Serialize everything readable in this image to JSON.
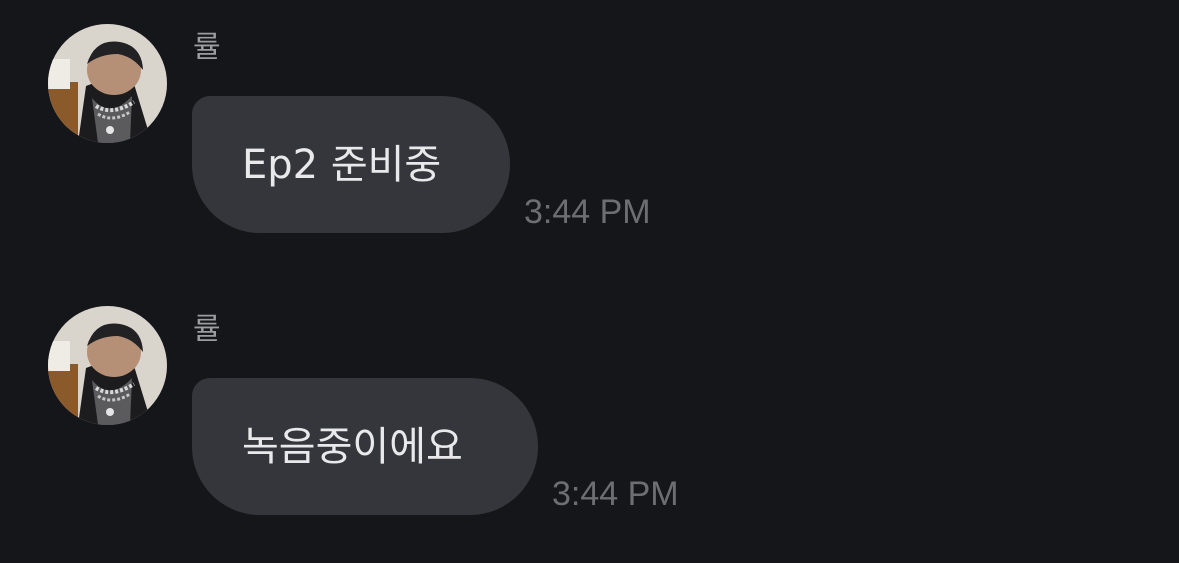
{
  "conversation": {
    "messages": [
      {
        "sender": "률",
        "avatar_icon": "profile-photo",
        "text": "Ep2 준비중",
        "time": "3:44 PM"
      },
      {
        "sender": "률",
        "avatar_icon": "profile-photo",
        "text": "녹음중이에요",
        "time": "3:44 PM"
      }
    ]
  },
  "colors": {
    "background": "#15161a",
    "bubble": "#35363b",
    "message_text": "#e9e9eb",
    "sender_name": "#9c9ca1",
    "timestamp": "#6d6e73"
  }
}
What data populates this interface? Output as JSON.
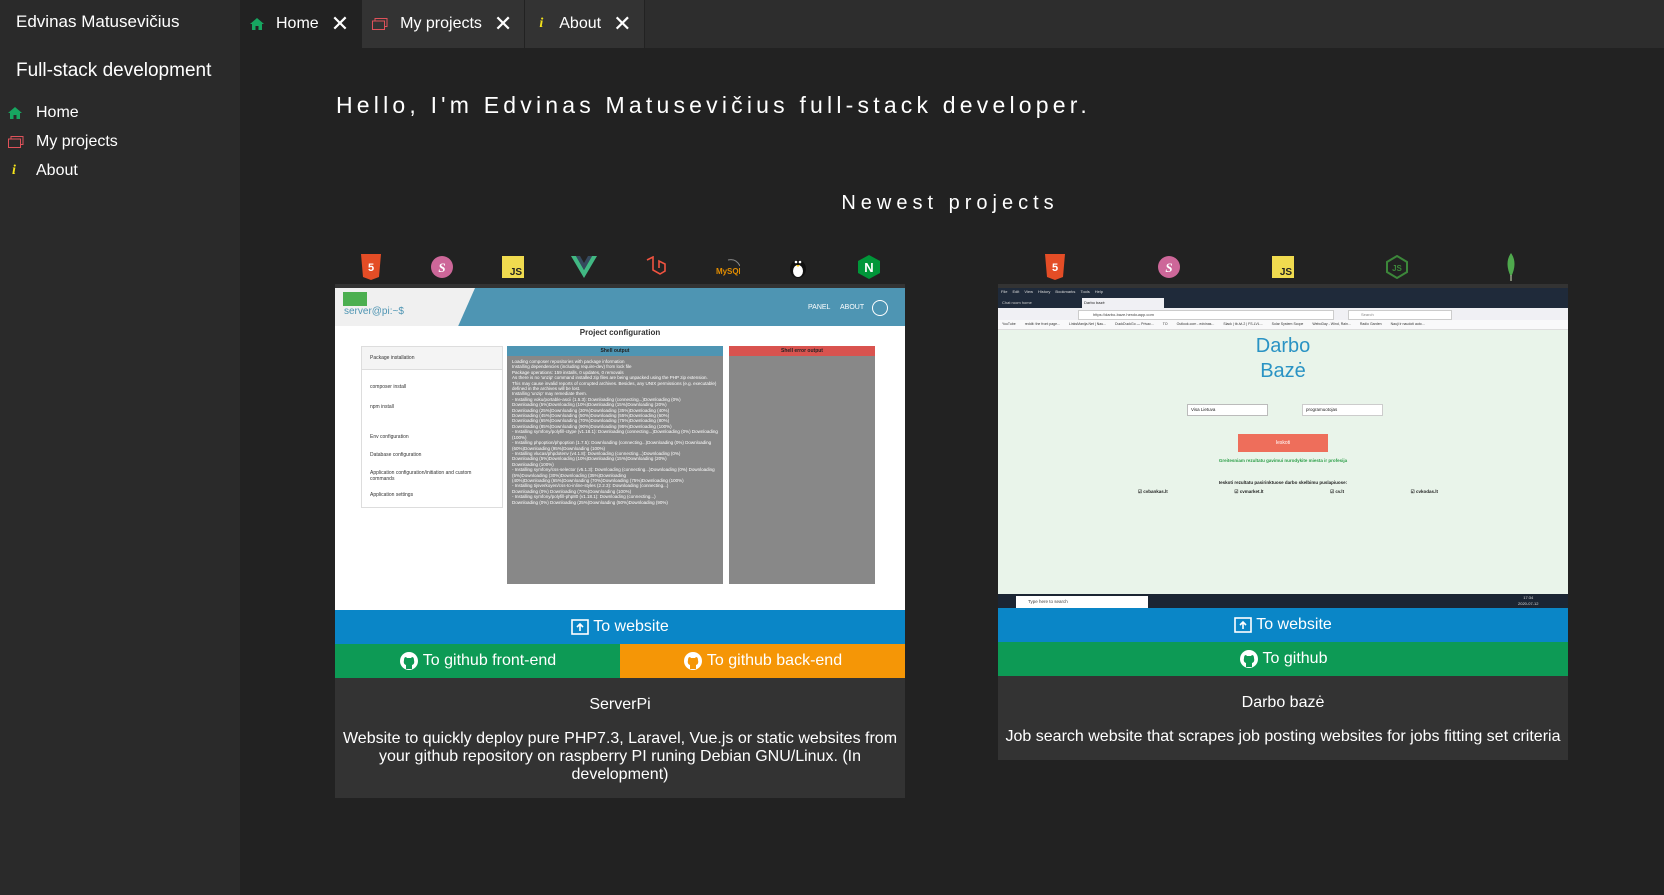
{
  "sidebar": {
    "owner": "Edvinas Matusevičius",
    "heading": "Full-stack development",
    "items": [
      {
        "label": "Home",
        "icon": "home-icon"
      },
      {
        "label": "My projects",
        "icon": "folder-icon"
      },
      {
        "label": "About",
        "icon": "info-icon"
      }
    ]
  },
  "tabs": [
    {
      "label": "Home",
      "icon": "home-icon",
      "active": true
    },
    {
      "label": "My projects",
      "icon": "folder-icon",
      "active": false
    },
    {
      "label": "About",
      "icon": "info-icon",
      "active": false
    }
  ],
  "main": {
    "greeting": "Hello, I'm Edvinas Matusevičius full-stack developer.",
    "newest_heading": "Newest projects"
  },
  "projects": [
    {
      "title": "ServerPi",
      "description": "Website to quickly deploy pure PHP7.3, Laravel, Vue.js or static websites from your github repository on raspberry PI runing Debian GNU/Linux. (In development)",
      "tech_icons": [
        "html5-icon",
        "sass-icon",
        "javascript-icon",
        "vue-icon",
        "laravel-icon",
        "mysql-icon",
        "linux-icon",
        "nginx-icon"
      ],
      "buttons": {
        "website": "To website",
        "github_front": "To github front-end",
        "github_back": "To github back-end"
      },
      "screenshot": {
        "prompt": "server@pi:~$",
        "nav_panel": "PANEL",
        "nav_about": "ABOUT",
        "page_heading": "Project configuration",
        "package_installation": "Package installation",
        "composer_install": "composer install",
        "npm_install": "npm install",
        "env_configuration": "Env configuration",
        "database_configuration": "Database configuration",
        "app_configuration": "Application configuration/initiation and custom commands",
        "app_settings": "Application settings",
        "shell_output": "Shell output",
        "shell_error_output": "Shell error output",
        "shell_lines": [
          "Loading composer repositories with package information",
          "Installing dependencies (including require-dev) from lock file",
          "Package operations: 159 installs, 0 updates, 0 removals",
          "As there is no 'unzip' command installed zip files are being unpacked using the PHP zip extension.",
          "This may cause invalid reports of corrupted archives. Besides, any UNIX permissions (e.g. executable) defined in the archives will be lost.",
          "Installing 'unzip' may remediate them.",
          " - Installing voku/portable-ascii (1.5.3): Downloading (connecting...)Downloading (0%)",
          "Downloading (5%)Downloading (10%)Downloading (15%)Downloading (20%)",
          "Downloading (25%)Downloading (30%)Downloading (35%)Downloading (40%)",
          "Downloading (45%)Downloading (50%)Downloading (55%)Downloading (60%)",
          "Downloading (65%)Downloading (70%)Downloading (75%)Downloading (80%)",
          "Downloading (85%)Downloading (90%)Downloading (95%)Downloading (100%)",
          " - Installing symfony/polyfill-ctype (v1.18.1): Downloading (connecting...)Downloading (0%)        Downloading (100%)",
          " - Installing phpoption/phpoption (1.7.5): Downloading (connecting...)Downloading (0%)        Downloading (60%)Downloading (95%)Downloading (100%)",
          " - Installing vlucas/phpdotenv (v4.1.8): Downloading (connecting...)Downloading (0%)",
          "Downloading (5%)Downloading (10%)Downloading (15%)Downloading (20%)",
          "Downloading (100%)",
          " - Installing symfony/css-selector (v5.1.3): Downloading (connecting...)Downloading (0%)        Downloading (5%)Downloading (30%)Downloading (35%)Downloading",
          "(40%)Downloading (65%)Downloading (70%)Downloading (75%)Downloading (100%)",
          " - Installing tijsverkoyen/css-to-inline-styles (2.2.3): Downloading (connecting...)",
          "Downloading (0%)        Downloading (70%)Downloading (100%)",
          " - Installing symfony/polyfill-php80 (v1.18.1): Downloading (connecting...)",
          "Downloading (0%)        Downloading (25%)Downloading (50%)Downloading (90%)"
        ]
      }
    },
    {
      "title": "Darbo bazė",
      "description": "Job search website that scrapes job posting websites for jobs fitting set criteria",
      "tech_icons": [
        "html5-icon",
        "sass-icon",
        "javascript-icon",
        "nodejs-icon",
        "mongodb-icon"
      ],
      "buttons": {
        "website": "To website",
        "github": "To github"
      },
      "screenshot": {
        "menu": [
          "File",
          "Edit",
          "View",
          "History",
          "Bookmarks",
          "Tools",
          "Help"
        ],
        "tab1": "Chat room home",
        "tab2": "Darbo bazė",
        "url": "https://darbo-baze.herokuapp.com",
        "search_placeholder": "Search",
        "bookmarks": [
          "YouTube",
          "reddit: the front page...",
          "LinksManija.Net | Nau...",
          "DuckDuckGo — Privac...",
          "TO",
          "Outlook.com - edvinas...",
          "Slack | tb-lvl-2 | FS-LVL...",
          "Solar System Scope",
          "WeboDay - Wind, Rain...",
          "Radio Garden",
          "Nauji ir naudoti auto..."
        ],
        "logo_line1": "Darbo",
        "logo_line2": "Bazė",
        "city_select": "Visa Lietuva",
        "profession_input": "programuotojas",
        "search_button": "Ieskoti",
        "hint": "Greitesniam rezultatu gavimui nurodykite miesta ir profesija",
        "sites_heading": "Ieskoti rezultatu pasirinktuose darbo skelbimu puslapiuose:",
        "sites": [
          "cvbankas.lt",
          "cvmarket.lt",
          "cv.lt",
          "cvkodas.lt"
        ],
        "taskbar_search": "Type here to search",
        "time": "17:34",
        "date": "2020-07-12"
      }
    }
  ],
  "colors": {
    "website_button": "#0a86c7",
    "github_button": "#0d9a55",
    "github_back_button": "#f59606",
    "home_icon": "#17a660",
    "folder_icon": "#e0525a",
    "info_icon": "#f5e31a"
  }
}
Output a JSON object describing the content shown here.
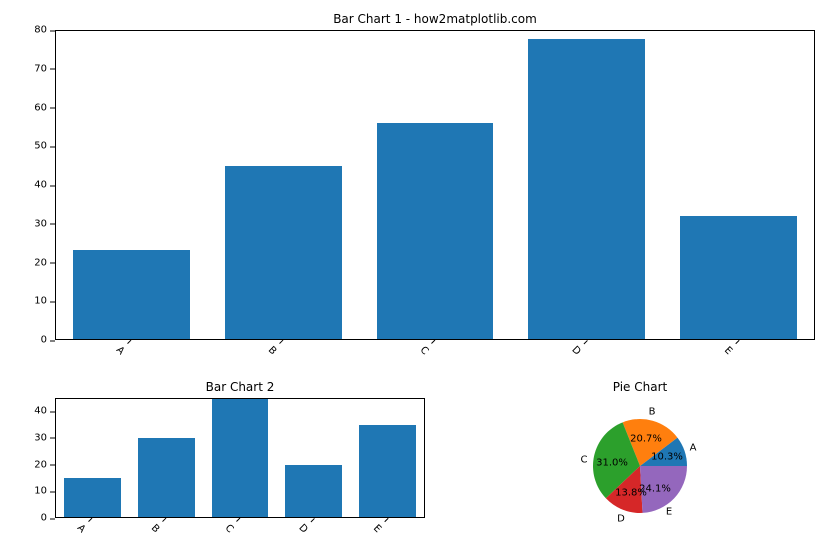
{
  "chart_data": [
    {
      "type": "bar",
      "title": "Bar Chart 1 - how2matplotlib.com",
      "categories": [
        "A",
        "B",
        "C",
        "D",
        "E"
      ],
      "values": [
        23,
        45,
        56,
        78,
        32
      ],
      "ylim": [
        0,
        80
      ],
      "yticks": [
        0,
        10,
        20,
        30,
        40,
        50,
        60,
        70,
        80
      ],
      "color": "#1f77b4"
    },
    {
      "type": "bar",
      "title": "Bar Chart 2",
      "categories": [
        "A",
        "B",
        "C",
        "D",
        "E"
      ],
      "values": [
        15,
        30,
        45,
        20,
        35
      ],
      "ylim": [
        0,
        45
      ],
      "yticks": [
        0,
        10,
        20,
        30,
        40
      ],
      "color": "#1f77b4"
    },
    {
      "type": "pie",
      "title": "Pie Chart",
      "labels": [
        "A",
        "B",
        "C",
        "D",
        "E"
      ],
      "values": [
        15,
        30,
        45,
        20,
        35
      ],
      "percentages": [
        "10.3%",
        "20.7%",
        "31.0%",
        "13.8%",
        "24.1%"
      ],
      "colors": [
        "#1f77b4",
        "#ff7f0e",
        "#2ca02c",
        "#d62728",
        "#9467bd"
      ]
    }
  ]
}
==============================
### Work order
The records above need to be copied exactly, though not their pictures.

### Answer section
Serialize everything readable in this image to JSON.
{
  "conversation": {
    "messages": [
      {
        "sender": "률",
        "avatar_icon": "profile-photo",
        "text": "Ep2 준비중",
        "time": "3:44 PM"
      },
      {
        "sender": "률",
        "avatar_icon": "profile-photo",
        "text": "녹음중이에요",
        "time": "3:44 PM"
      }
    ]
  },
  "colors": {
    "background": "#15161a",
    "bubble": "#35363b",
    "message_text": "#e9e9eb",
    "sender_name": "#9c9ca1",
    "timestamp": "#6d6e73"
  }
}
What data populates this interface? Output as JSON.
{
  "sidebar": {
    "owner": "Edvinas Matusevičius",
    "heading": "Full-stack development",
    "items": [
      {
        "label": "Home",
        "icon": "home-icon"
      },
      {
        "label": "My projects",
        "icon": "folder-icon"
      },
      {
        "label": "About",
        "icon": "info-icon"
      }
    ]
  },
  "tabs": [
    {
      "label": "Home",
      "icon": "home-icon",
      "active": true
    },
    {
      "label": "My projects",
      "icon": "folder-icon",
      "active": false
    },
    {
      "label": "About",
      "icon": "info-icon",
      "active": false
    }
  ],
  "main": {
    "greeting": "Hello, I'm Edvinas Matusevičius full-stack developer.",
    "newest_heading": "Newest projects"
  },
  "projects": [
    {
      "title": "ServerPi",
      "description": "Website to quickly deploy pure PHP7.3, Laravel, Vue.js or static websites from your github repository on raspberry PI runing Debian GNU/Linux. (In development)",
      "tech_icons": [
        "html5-icon",
        "sass-icon",
        "javascript-icon",
        "vue-icon",
        "laravel-icon",
        "mysql-icon",
        "linux-icon",
        "nginx-icon"
      ],
      "buttons": {
        "website": "To website",
        "github_front": "To github front-end",
        "github_back": "To github back-end"
      },
      "screenshot": {
        "prompt": "server@pi:~$",
        "nav_panel": "PANEL",
        "nav_about": "ABOUT",
        "page_heading": "Project configuration",
        "package_installation": "Package installation",
        "composer_install": "composer install",
        "npm_install": "npm install",
        "env_configuration": "Env configuration",
        "database_configuration": "Database configuration",
        "app_configuration": "Application configuration/initiation and custom commands",
        "app_settings": "Application settings",
        "shell_output": "Shell output",
        "shell_error_output": "Shell error output",
        "shell_lines": [
          "Loading composer repositories with package information",
          "Installing dependencies (including require-dev) from lock file",
          "Package operations: 159 installs, 0 updates, 0 removals",
          "As there is no 'unzip' command installed zip files are being unpacked using the PHP zip extension.",
          "This may cause invalid reports of corrupted archives. Besides, any UNIX permissions (e.g. executable) defined in the archives will be lost.",
          "Installing 'unzip' may remediate them.",
          " - Installing voku/portable-ascii (1.5.3): Downloading (connecting...)Downloading (0%)",
          "Downloading (5%)Downloading (10%)Downloading (15%)Downloading (20%)",
          "Downloading (25%)Downloading (30%)Downloading (35%)Downloading (40%)",
          "Downloading (45%)Downloading (50%)Downloading (55%)Downloading (60%)",
          "Downloading (65%)Downloading (70%)Downloading (75%)Downloading (80%)",
          "Downloading (85%)Downloading (90%)Downloading (95%)Downloading (100%)",
          " - Installing symfony/polyfill-ctype (v1.18.1): Downloading (connecting...)Downloading (0%)        Downloading (100%)",
          " - Installing phpoption/phpoption (1.7.5): Downloading (connecting...)Downloading (0%)        Downloading (60%)Downloading (95%)Downloading (100%)",
          " - Installing vlucas/phpdotenv (v4.1.8): Downloading (connecting...)Downloading (0%)",
          "Downloading (5%)Downloading (10%)Downloading (15%)Downloading (20%)",
          "Downloading (100%)",
          " - Installing symfony/css-selector (v5.1.3): Downloading (connecting...)Downloading (0%)        Downloading (5%)Downloading (30%)Downloading (35%)Downloading",
          "(40%)Downloading (65%)Downloading (70%)Downloading (75%)Downloading (100%)",
          " - Installing tijsverkoyen/css-to-inline-styles (2.2.3): Downloading (connecting...)",
          "Downloading (0%)        Downloading (70%)Downloading (100%)",
          " - Installing symfony/polyfill-php80 (v1.18.1): Downloading (connecting...)",
          "Downloading (0%)        Downloading (25%)Downloading (50%)Downloading (90%)"
        ]
      }
    },
    {
      "title": "Darbo bazė",
      "description": "Job search website that scrapes job posting websites for jobs fitting set criteria",
      "tech_icons": [
        "html5-icon",
        "sass-icon",
        "javascript-icon",
        "nodejs-icon",
        "mongodb-icon"
      ],
      "buttons": {
        "website": "To website",
        "github": "To github"
      },
      "screenshot": {
        "menu": [
          "File",
          "Edit",
          "View",
          "History",
          "Bookmarks",
          "Tools",
          "Help"
        ],
        "tab1": "Chat room home",
        "tab2": "Darbo bazė",
        "url": "https://darbo-baze.herokuapp.com",
        "search_placeholder": "Search",
        "bookmarks": [
          "YouTube",
          "reddit: the front page...",
          "LinksManija.Net | Nau...",
          "DuckDuckGo — Privac...",
          "TO",
          "Outlook.com - edvinas...",
          "Slack | tb-lvl-2 | FS-LVL...",
          "Solar System Scope",
          "WeboDay - Wind, Rain...",
          "Radio Garden",
          "Nauji ir naudoti auto..."
        ],
        "logo_line1": "Darbo",
        "logo_line2": "Bazė",
        "city_select": "Visa Lietuva",
        "profession_input": "programuotojas",
        "search_button": "Ieskoti",
        "hint": "Greitesniam rezultatu gavimui nurodykite miesta ir profesija",
        "sites_heading": "Ieskoti rezultatu pasirinktuose darbo skelbimu puslapiuose:",
        "sites": [
          "cvbankas.lt",
          "cvmarket.lt",
          "cv.lt",
          "cvkodas.lt"
        ],
        "taskbar_search": "Type here to search",
        "time": "17:34",
        "date": "2020-07-12"
      }
    }
  ],
  "colors": {
    "website_button": "#0a86c7",
    "github_button": "#0d9a55",
    "github_back_button": "#f59606",
    "home_icon": "#17a660",
    "folder_icon": "#e0525a",
    "info_icon": "#f5e31a"
  }
}
Output a JSON object describing the content shown here.
{
  "chart_data": [
    {
      "type": "bar",
      "title": "Bar Chart 1 - how2matplotlib.com",
      "categories": [
        "A",
        "B",
        "C",
        "D",
        "E"
      ],
      "values": [
        23,
        45,
        56,
        78,
        32
      ],
      "ylim": [
        0,
        80
      ],
      "yticks": [
        0,
        10,
        20,
        30,
        40,
        50,
        60,
        70,
        80
      ],
      "color": "#1f77b4"
    },
    {
      "type": "bar",
      "title": "Bar Chart 2",
      "categories": [
        "A",
        "B",
        "C",
        "D",
        "E"
      ],
      "values": [
        15,
        30,
        45,
        20,
        35
      ],
      "ylim": [
        0,
        45
      ],
      "yticks": [
        0,
        10,
        20,
        30,
        40
      ],
      "color": "#1f77b4"
    },
    {
      "type": "pie",
      "title": "Pie Chart",
      "labels": [
        "A",
        "B",
        "C",
        "D",
        "E"
      ],
      "values": [
        15,
        30,
        45,
        20,
        35
      ],
      "percentages": [
        "10.3%",
        "20.7%",
        "31.0%",
        "13.8%",
        "24.1%"
      ],
      "colors": [
        "#1f77b4",
        "#ff7f0e",
        "#2ca02c",
        "#d62728",
        "#9467bd"
      ]
    }
  ]
}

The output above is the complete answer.